• **Exercise requirements**
Search the records for the string "índice" and copy every line in which it appears.

[Records drawn from a dataset]
----
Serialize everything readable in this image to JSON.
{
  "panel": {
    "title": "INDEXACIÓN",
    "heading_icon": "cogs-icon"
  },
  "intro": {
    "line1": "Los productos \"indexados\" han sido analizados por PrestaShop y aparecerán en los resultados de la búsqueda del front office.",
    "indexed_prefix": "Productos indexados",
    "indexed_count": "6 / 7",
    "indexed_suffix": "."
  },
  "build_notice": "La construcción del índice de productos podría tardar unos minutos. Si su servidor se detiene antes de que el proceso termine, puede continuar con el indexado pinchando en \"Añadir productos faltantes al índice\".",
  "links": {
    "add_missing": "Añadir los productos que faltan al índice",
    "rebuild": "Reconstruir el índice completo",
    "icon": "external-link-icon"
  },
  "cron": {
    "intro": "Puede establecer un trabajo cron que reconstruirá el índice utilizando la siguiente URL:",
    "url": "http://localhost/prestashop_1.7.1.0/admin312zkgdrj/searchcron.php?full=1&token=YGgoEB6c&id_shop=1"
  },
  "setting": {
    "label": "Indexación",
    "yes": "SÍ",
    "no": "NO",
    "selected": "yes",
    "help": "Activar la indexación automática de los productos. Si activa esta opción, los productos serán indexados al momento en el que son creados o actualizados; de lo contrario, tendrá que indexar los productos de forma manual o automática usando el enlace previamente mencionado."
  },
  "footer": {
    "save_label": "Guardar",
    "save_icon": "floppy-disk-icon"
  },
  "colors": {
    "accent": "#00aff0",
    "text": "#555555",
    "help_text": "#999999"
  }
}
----
• **Response to this task**
  "build_notice": "La construcción del índice de productos podría tardar unos minutos. Si su servidor se detiene antes de que el proceso termine, puede continuar con el indexado pinchando en \"Añadir productos faltantes al índice\".",
    "add_missing": "Añadir los productos que faltan al índice",
    "rebuild": "Reconstruir el índice completo",
    "intro": "Puede establecer un trabajo cron que reconstruirá el índice utilizando la siguiente URL:",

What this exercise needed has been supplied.